The Big Blue Wind Farm under construction in southwest Minnesota is generating confusion rather than electricity.
Fagen Inc., a Granite Falls, Minn., contractor erecting 18 turbines west of the city of Blue Earth, has asked a judge to declare it the owner of the project.
In court papers, Fagen alleged that the original developer of the project, Exergy Development Group of Idaho, didn't repay $11 million it borrowed from Fagen, causing the wind farm's ownership to transfer to Fagen under a February agreement.
Fagen contends that Exergy, a Boise-based energy developer that has faced recent financial difficulties, is still acting as though it's in charge of the Minnesota project by sending progress reports to Xcel Energy Inc., the Minneapolis-based utility that would purchase the power. Meanwhile, Fagen continues to build the wind farm and has sent its own reports to Xcel.
That has provoked questions by Xcel, which this month informed the developers that it was "understandably concerned about these conflicting and confusing communications," according to an Xcel letter disclosed in the court case.
If the dispute keeps the wind farm offline this year, it could put in jeopardy a $22 million federal subsidy, according to the lawsuit filed by Fagen. The suit, filed this month in state court, was transferred Tuesday to U.S. District Court in Minnesota in a procedural move by Exergy's attorneys.
Exergy said in a statement it would defend itself in court against the Fagen allegations, which “are entirely without merit,” and expressed confidence the project would be built on time.
The wind farm, just west of Blue Earth, is being built with 18 Gamesa 2-megawatt turbines that altogether can supply power for 20,000 homes. As of early October, three turbines had been erected, and towers had been started for half of the remaining units, according to the most recent Xcel regulatory filing.

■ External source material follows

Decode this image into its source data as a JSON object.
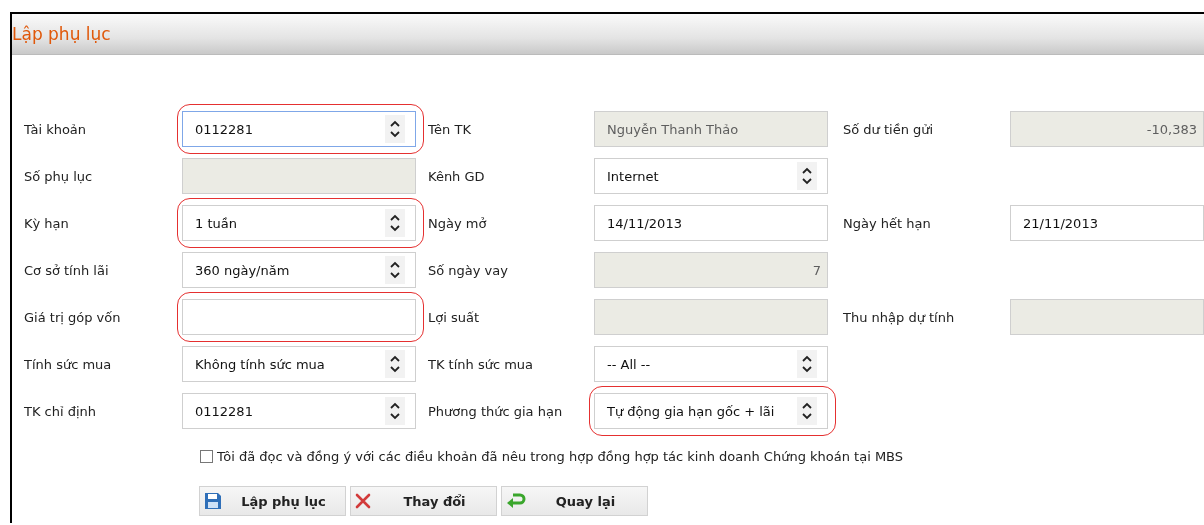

Fagen is a prominent contractor, best known for building approximately 100 ethanol plants. In recent years, it has branched out into other kinds of renewable energy, including building other wind farms for Exergy. Fagen officials did not return phone calls.
Exergy has described itself as one of the nation's "major independent renewable energy developers." In August, the company was sued by AES New Creek Wind in U.S. District Court in Idaho for failure to pay more than $35 million for wind turbines to be installed in Idaho.
Exergy recently suspended development of a series of Idaho wind projects, blaming regulatory delays and other factors. It also was late in paying the bills of a Boise bicycle race that the company sponsored this year.
David Shaffer • 612-673-7090